Tech giant Microsoft announced Thursday that it will remove its business networking site LinkedIn from the Chinese market later this year due to tough regulations from Beijing.
What did Microsoft say?
The company said in a blog post that ending the website’s operations in the country was due to “a significantly more challenging operating environment and greater compliance requirements in China.”
LinkedIn had been criticized for blocking the profiles of American journalists in China for sharing “prohibited content.” Academics, government employees and other figures on the platform have also been blocked for similar reasons.
Linkedin has justified the move by saying its localized platform in China, which was launched in 2014, must comply with Chinese laws. Human rights organizations have condemned the censorship.

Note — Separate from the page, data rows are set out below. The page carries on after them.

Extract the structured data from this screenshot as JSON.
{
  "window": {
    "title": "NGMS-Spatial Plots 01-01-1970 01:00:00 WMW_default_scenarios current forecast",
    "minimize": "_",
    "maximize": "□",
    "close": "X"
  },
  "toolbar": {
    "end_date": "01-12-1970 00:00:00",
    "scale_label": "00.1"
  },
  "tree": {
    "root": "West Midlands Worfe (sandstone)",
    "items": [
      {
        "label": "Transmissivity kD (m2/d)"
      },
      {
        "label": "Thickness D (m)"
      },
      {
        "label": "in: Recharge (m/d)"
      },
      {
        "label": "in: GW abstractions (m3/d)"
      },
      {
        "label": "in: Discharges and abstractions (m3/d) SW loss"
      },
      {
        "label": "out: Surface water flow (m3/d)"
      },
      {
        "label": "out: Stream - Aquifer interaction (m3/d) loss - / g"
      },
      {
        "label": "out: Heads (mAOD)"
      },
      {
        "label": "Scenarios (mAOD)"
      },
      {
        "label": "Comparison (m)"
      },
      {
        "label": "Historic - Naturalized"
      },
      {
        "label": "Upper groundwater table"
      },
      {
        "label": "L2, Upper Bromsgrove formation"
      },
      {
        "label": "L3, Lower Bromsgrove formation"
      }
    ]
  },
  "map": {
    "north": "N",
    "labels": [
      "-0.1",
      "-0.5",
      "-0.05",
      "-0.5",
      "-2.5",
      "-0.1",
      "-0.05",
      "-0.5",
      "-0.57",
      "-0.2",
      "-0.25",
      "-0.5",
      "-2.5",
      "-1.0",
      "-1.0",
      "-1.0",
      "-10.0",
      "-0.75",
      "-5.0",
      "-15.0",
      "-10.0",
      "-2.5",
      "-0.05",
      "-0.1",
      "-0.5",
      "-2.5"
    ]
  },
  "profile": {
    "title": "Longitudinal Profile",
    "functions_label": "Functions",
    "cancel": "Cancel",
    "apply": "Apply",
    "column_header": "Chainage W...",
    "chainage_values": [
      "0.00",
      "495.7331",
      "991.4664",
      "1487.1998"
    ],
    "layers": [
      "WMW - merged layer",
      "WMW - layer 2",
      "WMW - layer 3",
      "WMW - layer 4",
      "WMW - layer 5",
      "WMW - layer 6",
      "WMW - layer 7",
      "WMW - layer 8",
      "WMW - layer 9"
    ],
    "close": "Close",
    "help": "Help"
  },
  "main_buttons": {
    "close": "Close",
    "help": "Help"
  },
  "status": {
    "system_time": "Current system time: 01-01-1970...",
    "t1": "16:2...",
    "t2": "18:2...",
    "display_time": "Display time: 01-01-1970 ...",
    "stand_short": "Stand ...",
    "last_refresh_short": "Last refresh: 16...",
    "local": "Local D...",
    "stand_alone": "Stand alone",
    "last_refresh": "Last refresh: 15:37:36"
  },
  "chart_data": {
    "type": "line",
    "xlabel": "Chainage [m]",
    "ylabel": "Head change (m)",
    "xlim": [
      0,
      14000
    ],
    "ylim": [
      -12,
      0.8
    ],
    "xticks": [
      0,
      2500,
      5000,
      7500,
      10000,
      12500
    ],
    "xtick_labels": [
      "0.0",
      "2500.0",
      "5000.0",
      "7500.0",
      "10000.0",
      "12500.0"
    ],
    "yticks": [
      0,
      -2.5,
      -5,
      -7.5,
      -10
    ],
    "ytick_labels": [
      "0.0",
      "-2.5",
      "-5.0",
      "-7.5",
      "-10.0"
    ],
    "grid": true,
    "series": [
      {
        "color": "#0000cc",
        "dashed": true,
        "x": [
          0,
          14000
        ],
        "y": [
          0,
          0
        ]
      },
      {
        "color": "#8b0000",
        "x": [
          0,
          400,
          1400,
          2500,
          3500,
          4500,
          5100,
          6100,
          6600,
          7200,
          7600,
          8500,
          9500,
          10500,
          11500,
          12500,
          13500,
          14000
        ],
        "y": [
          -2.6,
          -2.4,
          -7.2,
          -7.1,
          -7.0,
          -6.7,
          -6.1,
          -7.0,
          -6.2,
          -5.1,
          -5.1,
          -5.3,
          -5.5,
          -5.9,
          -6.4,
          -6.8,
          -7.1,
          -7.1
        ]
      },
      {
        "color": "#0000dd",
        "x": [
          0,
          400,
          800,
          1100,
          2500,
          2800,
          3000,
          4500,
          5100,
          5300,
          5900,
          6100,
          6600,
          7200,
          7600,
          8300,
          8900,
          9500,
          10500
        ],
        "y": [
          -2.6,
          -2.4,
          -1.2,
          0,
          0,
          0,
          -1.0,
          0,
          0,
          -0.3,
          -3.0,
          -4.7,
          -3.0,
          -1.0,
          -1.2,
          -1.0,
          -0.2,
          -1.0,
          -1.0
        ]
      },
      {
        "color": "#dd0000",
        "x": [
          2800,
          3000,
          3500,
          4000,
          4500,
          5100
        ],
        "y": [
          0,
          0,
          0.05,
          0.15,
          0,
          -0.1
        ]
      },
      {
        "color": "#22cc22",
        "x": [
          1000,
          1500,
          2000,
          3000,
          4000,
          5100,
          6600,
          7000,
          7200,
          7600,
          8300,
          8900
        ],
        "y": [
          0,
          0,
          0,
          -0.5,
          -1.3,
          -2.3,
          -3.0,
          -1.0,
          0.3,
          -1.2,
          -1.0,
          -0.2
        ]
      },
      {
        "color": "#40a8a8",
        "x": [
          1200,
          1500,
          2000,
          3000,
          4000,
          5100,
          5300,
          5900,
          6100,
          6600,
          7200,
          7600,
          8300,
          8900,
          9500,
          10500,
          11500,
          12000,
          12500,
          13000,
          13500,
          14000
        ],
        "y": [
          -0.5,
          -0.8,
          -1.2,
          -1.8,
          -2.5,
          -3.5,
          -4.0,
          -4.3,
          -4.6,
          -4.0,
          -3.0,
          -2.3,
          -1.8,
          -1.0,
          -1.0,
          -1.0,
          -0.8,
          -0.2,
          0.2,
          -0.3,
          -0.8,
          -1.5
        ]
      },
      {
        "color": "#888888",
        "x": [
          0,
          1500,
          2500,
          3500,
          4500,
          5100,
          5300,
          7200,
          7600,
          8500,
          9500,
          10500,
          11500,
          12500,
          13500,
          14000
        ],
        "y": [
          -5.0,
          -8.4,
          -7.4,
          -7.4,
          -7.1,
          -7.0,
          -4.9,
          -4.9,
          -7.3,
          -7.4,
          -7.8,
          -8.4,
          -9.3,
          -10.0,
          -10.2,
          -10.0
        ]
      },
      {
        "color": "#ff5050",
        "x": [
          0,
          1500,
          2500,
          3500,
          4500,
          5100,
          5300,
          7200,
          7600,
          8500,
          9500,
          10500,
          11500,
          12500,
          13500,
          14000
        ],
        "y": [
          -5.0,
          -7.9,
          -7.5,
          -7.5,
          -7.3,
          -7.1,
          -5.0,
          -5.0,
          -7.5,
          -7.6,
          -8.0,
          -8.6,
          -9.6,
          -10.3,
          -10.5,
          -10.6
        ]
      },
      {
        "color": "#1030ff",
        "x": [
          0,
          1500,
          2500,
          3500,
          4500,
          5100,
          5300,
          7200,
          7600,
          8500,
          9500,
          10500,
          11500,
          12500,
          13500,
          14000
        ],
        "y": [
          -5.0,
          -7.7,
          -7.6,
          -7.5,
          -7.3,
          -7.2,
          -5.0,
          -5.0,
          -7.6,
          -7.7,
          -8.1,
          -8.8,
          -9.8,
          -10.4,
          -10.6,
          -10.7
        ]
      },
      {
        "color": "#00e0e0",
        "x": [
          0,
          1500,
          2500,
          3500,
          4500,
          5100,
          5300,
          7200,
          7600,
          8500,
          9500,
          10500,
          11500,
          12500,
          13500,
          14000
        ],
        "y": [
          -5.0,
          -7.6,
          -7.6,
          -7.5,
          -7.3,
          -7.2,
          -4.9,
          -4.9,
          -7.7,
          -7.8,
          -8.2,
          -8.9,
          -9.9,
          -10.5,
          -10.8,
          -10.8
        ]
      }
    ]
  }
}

The platform will be replaced with a service called InJobs, which uses some of LinkedIn’s networking features but does not allow users to post content or share articles.
LinkedIn last major US social media site in China
LinkedIn was the last major US social media site to still be operating in China, with the government having blocked popular platforms such as Facebook and Twitter.
Eyck Freymann, a China studies researcher and doctoral candidate at the University of Oxford in the UK, told AP news agency that LinkedIn ultimately made the right choice pulling the plug. He had received a lettter from LinkedIn earlier this year that said he was sharing “prohibited content” and that his account would be hidden.
Freyman called it “shameful” that LinkedIn was engaging in censorship of its users.
Social media sites are subject to strict rules in China and are required to hand over the personal data of Chinese users when asked by the government. The platforms are also required to delete sensitive content, such as posts that are critical of the ruling Chinese Communist Party.
wd/wmr (AP, Reuters, dpa)